(Task input)
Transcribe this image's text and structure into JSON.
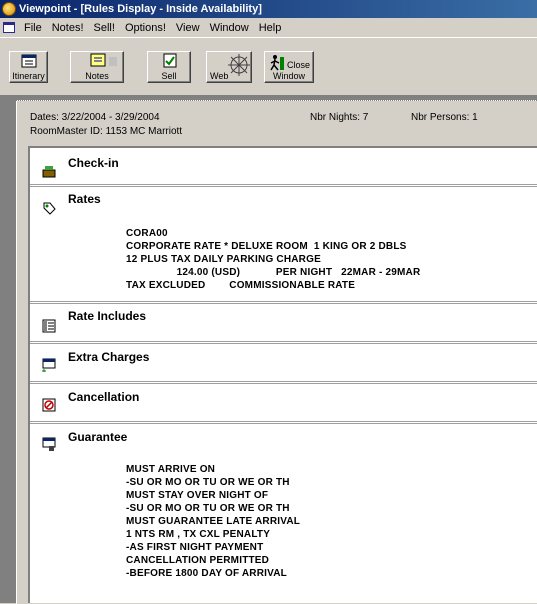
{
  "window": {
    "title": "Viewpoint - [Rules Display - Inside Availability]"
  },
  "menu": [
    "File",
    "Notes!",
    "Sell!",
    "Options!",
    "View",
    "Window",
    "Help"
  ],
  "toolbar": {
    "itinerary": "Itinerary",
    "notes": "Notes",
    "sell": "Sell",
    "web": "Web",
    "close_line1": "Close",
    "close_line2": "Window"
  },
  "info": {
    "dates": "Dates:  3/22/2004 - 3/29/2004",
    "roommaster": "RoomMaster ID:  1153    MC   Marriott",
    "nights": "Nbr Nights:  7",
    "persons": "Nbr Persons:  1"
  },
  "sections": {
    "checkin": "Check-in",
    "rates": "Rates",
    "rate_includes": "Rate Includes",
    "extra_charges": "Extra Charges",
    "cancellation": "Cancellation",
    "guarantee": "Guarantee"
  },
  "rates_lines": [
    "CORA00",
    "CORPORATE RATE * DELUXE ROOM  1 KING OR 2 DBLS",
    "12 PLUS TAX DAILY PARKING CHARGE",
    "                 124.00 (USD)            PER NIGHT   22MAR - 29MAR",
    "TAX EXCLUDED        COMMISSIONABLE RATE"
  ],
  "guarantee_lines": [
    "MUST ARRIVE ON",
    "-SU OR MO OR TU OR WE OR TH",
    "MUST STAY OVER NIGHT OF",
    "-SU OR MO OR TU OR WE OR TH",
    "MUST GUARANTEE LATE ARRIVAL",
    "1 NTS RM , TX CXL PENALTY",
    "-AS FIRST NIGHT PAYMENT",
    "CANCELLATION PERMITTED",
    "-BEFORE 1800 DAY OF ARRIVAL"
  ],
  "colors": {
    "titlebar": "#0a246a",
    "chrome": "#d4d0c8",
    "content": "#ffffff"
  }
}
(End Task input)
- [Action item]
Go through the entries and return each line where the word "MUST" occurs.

- [Solution below]
    "MUST ARRIVE ON",
    "MUST STAY OVER NIGHT OF",
    "MUST GUARANTEE LATE ARRIVAL",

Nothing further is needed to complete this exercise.